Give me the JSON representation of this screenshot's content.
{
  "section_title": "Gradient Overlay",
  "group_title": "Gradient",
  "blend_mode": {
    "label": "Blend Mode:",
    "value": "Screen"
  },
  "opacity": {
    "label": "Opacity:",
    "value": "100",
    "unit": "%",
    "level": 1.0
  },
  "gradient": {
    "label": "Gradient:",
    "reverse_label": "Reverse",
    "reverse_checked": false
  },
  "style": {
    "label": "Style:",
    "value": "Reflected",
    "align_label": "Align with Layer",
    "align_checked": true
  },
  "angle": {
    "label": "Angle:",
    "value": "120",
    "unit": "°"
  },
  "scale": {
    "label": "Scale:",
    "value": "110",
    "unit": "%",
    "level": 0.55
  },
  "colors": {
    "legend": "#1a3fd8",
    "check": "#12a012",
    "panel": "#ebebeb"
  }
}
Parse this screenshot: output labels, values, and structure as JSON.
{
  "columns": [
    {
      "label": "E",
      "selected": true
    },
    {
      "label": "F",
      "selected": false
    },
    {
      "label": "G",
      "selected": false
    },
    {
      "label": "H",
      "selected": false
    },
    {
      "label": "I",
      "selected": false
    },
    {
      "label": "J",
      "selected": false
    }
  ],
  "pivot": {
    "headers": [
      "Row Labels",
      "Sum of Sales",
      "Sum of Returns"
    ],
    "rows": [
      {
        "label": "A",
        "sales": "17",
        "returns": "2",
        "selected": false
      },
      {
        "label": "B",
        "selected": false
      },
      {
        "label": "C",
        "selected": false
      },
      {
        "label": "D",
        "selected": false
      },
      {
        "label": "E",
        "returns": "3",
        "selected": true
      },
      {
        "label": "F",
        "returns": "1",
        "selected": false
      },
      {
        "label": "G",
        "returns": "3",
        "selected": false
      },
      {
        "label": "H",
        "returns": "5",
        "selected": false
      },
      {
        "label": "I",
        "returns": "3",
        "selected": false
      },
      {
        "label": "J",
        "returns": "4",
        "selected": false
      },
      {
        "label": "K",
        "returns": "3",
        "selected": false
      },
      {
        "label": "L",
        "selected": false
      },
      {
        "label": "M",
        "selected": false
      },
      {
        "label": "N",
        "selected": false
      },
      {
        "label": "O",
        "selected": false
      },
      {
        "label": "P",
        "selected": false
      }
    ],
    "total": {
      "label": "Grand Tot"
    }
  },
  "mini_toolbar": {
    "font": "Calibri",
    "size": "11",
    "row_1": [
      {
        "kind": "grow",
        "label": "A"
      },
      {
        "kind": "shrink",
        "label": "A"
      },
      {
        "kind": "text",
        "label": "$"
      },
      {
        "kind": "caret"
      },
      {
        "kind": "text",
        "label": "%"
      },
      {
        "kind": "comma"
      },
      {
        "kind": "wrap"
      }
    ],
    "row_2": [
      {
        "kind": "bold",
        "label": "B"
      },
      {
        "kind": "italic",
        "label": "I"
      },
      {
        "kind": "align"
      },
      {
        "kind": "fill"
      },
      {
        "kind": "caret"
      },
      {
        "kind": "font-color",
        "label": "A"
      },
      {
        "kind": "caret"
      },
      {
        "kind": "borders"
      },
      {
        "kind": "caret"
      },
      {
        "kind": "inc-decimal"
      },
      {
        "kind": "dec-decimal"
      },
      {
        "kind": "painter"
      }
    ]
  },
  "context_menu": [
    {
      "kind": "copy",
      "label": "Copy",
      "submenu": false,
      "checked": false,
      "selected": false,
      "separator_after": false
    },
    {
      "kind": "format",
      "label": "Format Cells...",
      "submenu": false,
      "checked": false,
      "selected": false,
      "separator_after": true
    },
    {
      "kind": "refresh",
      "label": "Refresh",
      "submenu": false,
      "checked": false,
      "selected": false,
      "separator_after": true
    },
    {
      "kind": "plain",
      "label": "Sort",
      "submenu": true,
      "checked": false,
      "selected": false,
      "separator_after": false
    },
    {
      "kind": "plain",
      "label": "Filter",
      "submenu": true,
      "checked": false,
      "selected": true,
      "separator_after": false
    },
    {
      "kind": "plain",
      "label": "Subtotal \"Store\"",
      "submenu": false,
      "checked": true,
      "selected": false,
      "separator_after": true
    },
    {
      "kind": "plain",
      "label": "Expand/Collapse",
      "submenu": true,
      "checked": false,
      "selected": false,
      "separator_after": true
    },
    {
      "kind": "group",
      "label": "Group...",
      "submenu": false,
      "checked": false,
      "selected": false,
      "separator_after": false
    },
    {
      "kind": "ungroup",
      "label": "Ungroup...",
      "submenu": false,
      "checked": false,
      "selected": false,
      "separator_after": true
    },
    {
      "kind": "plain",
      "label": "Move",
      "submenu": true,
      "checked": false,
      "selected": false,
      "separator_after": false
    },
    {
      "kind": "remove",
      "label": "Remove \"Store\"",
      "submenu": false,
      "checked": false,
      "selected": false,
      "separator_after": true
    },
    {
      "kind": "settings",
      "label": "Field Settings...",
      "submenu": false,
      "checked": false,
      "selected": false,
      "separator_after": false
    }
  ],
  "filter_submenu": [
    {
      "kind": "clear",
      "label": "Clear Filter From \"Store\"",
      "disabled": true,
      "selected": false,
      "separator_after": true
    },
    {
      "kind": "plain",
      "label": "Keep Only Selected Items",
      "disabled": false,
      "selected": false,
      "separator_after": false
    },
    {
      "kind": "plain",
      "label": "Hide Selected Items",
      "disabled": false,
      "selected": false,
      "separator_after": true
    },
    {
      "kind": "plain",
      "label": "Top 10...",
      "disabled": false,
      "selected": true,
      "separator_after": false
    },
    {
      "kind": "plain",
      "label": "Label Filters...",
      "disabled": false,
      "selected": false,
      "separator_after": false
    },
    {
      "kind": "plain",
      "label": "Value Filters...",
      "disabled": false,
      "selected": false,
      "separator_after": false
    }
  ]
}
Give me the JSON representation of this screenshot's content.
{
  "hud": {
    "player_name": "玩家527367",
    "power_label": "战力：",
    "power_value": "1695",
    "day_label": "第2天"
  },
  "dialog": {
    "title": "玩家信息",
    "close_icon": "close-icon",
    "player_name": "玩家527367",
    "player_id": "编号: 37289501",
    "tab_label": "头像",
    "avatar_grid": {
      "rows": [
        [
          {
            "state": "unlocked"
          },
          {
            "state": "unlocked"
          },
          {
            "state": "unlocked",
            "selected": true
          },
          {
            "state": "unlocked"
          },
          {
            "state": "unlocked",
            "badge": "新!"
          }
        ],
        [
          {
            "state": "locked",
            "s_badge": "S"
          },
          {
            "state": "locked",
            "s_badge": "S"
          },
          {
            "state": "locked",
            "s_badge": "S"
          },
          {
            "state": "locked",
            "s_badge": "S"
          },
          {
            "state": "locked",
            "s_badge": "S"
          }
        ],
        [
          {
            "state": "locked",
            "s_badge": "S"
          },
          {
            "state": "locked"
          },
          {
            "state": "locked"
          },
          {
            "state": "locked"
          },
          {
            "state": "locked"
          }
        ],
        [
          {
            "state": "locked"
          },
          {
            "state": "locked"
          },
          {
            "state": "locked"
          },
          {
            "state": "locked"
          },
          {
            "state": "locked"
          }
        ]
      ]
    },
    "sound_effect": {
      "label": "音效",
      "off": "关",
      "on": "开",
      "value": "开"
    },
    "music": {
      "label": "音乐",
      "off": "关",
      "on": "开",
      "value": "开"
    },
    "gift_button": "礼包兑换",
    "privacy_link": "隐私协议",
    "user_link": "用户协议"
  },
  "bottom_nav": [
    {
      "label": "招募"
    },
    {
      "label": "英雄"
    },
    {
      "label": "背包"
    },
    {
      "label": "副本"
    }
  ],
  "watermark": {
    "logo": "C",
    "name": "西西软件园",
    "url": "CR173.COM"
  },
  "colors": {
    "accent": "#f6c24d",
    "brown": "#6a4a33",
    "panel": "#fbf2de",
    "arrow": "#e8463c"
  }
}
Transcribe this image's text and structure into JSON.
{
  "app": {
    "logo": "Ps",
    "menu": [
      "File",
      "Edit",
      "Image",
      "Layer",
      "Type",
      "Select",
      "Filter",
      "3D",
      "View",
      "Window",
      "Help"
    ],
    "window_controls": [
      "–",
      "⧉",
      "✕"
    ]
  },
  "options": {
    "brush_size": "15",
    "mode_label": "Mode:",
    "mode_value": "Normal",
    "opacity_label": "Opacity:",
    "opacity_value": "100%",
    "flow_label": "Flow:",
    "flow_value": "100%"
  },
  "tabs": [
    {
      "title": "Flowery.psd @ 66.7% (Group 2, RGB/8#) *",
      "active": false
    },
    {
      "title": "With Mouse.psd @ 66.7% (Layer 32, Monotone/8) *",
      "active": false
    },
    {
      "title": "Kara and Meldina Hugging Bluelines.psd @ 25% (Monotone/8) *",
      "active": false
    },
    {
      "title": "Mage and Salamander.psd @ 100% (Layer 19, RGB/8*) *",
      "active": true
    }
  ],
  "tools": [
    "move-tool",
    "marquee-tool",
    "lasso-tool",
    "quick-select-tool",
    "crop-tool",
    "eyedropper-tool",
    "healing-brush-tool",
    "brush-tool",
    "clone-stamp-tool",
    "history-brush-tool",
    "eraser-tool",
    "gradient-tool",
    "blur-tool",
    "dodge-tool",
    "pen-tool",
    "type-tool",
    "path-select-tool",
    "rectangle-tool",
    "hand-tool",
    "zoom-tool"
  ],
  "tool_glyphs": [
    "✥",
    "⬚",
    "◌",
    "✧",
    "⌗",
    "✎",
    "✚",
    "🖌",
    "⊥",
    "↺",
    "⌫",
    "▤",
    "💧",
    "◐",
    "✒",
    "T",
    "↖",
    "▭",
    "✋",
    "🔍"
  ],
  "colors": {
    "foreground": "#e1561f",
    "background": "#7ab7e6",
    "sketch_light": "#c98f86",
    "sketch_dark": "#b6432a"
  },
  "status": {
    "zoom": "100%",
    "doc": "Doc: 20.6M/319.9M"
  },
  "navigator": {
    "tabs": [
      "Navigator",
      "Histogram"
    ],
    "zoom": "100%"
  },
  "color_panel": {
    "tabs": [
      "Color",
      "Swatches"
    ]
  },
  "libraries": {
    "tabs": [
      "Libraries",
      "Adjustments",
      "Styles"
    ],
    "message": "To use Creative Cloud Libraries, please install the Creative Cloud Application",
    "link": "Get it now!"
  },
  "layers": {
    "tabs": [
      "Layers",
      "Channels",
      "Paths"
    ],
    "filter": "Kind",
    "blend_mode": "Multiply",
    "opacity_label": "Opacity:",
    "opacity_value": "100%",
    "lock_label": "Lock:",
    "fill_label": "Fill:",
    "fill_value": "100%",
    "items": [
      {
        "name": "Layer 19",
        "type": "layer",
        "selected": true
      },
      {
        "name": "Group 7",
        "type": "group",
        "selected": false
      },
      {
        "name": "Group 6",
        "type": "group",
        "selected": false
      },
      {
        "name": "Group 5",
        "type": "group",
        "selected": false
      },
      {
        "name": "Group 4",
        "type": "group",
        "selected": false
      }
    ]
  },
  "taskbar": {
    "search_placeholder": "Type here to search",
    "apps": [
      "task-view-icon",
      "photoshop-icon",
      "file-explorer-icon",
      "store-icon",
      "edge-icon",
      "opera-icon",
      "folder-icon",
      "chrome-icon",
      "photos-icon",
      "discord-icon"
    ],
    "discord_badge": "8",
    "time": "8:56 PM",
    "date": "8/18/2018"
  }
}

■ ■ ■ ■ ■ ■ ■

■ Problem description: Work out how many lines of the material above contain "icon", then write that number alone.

■ Answer below: 11